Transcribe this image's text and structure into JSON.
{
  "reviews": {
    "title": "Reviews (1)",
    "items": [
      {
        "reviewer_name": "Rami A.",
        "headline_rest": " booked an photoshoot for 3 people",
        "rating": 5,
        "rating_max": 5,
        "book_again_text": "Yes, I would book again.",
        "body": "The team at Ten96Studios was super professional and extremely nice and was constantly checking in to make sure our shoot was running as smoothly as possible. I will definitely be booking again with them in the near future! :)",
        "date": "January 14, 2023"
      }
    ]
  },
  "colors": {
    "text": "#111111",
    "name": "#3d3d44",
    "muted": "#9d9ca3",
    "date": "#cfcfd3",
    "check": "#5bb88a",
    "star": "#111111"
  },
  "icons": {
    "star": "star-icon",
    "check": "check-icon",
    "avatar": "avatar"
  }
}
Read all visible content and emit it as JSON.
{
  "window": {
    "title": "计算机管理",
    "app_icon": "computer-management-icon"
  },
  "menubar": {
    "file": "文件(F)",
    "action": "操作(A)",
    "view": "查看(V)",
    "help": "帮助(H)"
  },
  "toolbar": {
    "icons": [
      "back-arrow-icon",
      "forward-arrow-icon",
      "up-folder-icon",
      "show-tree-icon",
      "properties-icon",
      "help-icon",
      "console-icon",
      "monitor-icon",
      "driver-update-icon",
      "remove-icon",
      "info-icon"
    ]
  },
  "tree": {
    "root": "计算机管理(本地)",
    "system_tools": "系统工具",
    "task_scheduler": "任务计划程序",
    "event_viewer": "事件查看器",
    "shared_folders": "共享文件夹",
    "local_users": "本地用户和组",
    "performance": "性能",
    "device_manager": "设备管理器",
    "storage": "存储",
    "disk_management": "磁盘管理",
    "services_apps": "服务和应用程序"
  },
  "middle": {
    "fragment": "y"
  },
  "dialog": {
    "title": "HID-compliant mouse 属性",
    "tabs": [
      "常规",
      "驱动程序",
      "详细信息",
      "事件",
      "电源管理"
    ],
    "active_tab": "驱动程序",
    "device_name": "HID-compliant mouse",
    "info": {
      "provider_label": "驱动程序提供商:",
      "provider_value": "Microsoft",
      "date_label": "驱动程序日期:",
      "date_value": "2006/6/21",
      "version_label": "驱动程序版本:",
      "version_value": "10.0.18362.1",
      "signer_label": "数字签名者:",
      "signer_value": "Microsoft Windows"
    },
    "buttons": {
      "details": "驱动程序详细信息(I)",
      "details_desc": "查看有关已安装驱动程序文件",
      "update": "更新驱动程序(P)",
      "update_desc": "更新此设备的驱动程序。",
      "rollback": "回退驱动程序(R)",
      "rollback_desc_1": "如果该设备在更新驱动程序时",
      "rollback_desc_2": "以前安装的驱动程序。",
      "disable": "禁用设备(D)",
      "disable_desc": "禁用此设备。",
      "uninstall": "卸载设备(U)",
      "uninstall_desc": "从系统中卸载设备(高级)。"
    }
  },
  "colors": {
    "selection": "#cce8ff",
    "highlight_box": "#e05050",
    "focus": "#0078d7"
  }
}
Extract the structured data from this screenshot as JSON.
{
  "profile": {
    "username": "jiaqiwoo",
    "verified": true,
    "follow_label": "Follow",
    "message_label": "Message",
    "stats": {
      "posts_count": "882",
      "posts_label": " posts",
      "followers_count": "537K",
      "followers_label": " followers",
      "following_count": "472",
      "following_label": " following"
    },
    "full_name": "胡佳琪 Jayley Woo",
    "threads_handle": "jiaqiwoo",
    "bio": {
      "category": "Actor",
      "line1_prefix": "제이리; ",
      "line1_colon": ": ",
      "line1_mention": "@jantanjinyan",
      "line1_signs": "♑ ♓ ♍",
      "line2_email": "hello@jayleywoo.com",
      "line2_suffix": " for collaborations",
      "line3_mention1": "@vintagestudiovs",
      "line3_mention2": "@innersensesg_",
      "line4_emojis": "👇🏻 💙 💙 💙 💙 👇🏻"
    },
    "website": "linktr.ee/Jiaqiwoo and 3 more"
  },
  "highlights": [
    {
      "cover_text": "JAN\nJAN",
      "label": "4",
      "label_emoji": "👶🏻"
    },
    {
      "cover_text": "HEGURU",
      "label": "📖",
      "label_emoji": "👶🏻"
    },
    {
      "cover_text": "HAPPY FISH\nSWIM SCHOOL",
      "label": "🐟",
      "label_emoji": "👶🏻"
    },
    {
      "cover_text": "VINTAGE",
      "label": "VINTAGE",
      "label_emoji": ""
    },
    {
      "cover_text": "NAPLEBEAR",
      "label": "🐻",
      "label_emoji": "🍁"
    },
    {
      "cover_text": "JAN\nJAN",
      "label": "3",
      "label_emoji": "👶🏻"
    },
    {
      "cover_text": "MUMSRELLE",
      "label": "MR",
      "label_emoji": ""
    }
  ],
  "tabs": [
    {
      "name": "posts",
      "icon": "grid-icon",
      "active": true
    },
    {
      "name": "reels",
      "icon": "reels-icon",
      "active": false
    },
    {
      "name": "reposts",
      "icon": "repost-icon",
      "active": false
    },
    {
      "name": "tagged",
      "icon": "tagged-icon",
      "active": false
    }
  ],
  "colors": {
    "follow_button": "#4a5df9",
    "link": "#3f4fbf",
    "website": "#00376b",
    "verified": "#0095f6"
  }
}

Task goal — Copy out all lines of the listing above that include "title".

Answer below —
    "title": "Reviews (1)",
    "title": "计算机管理",
    "title": "HID-compliant mouse 属性",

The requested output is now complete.